The Cat Fanciers Association recognized the Himalayan as a breed in 1957, but in the 1980s, changed the Himalayan’s designation to a variety of Persian. The International Cat Association also considers the Himalayan a variety of Siamese. Only the American Cat Fanciers Association recognizes the Himalayan as a separate breed.
The Look of a Himalayan
Himalayans come in a variety of “point colors,” much like their Siamese relatives. These colors vary from registry to registry. In CFA, recognized colors are chocolate, seal, lilac, blue, red, cream tortoiseshell, blue-cream, chocolate- tortoiseshell, lilac-cream, seal lynx, blue lynx, red lynx, cream lynx, tortoiseshell lynx, blue-cream lynx, chocolate lynx, lilac lynx, chocolate- tortoiseshell lynx and lilac-cream lynx. Eyes must be blue.
The face of the Himalayan is flat, like that of the Persian. The coat is thick and profuse, and the paws are large.
Talk About Himalayans
The perfect gentleman
When I first saw Mr. Kitty, he was an abandoned "Rastaman" kitty living under the porch of our new home. The previous owners moved and left him. He was wild for more than a year. It took lots of patience and time before I could cut off those dreadlocks and invite him into our home.

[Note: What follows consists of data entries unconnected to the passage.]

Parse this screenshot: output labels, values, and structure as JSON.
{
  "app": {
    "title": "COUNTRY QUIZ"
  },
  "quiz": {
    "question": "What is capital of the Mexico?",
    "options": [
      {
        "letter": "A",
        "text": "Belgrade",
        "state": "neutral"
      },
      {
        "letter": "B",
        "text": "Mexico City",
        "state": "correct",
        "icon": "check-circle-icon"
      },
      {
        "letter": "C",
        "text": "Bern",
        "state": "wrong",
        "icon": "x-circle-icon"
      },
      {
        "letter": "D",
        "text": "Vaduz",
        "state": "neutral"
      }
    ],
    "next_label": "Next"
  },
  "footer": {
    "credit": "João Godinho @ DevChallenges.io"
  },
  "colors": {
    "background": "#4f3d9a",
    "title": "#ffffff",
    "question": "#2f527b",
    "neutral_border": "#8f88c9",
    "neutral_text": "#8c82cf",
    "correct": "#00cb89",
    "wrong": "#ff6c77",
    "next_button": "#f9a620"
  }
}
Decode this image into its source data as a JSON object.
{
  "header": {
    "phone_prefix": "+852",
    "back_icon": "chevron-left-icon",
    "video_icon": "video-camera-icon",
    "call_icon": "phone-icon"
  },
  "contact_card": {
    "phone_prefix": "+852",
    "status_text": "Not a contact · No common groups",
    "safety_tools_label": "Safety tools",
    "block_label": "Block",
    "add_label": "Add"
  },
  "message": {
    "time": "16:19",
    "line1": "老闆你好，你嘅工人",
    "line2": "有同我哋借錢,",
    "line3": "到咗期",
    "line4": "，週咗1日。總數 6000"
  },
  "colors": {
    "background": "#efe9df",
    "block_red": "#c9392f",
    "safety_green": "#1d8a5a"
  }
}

He was the perfect gentleman: quiet, loving, and very devoted once we gained his trust. He was very respectful of our two girls, and they ended up adoring him. He loved being in our company and followed us from room to room.
He grew to about 13 pounds and had a beautiful silky coat that required combing about twice a week/ Rubbing his head made him drool and purr like a motorboat. He loved those corregated cardboad scratchers sprinked with catnip.
We were surprised at how playful this distinguished-looking, blue-eyed, ever-so-slightly-crosseyed cat with the quiet voice could be. He loved to be carried around and he loved to be kissed on his head. We spoiled him rotten because he deserved it. We'll never understand how someone could abandon this loving creature.
~Mr. Kitty's mom, owner of a Himalayan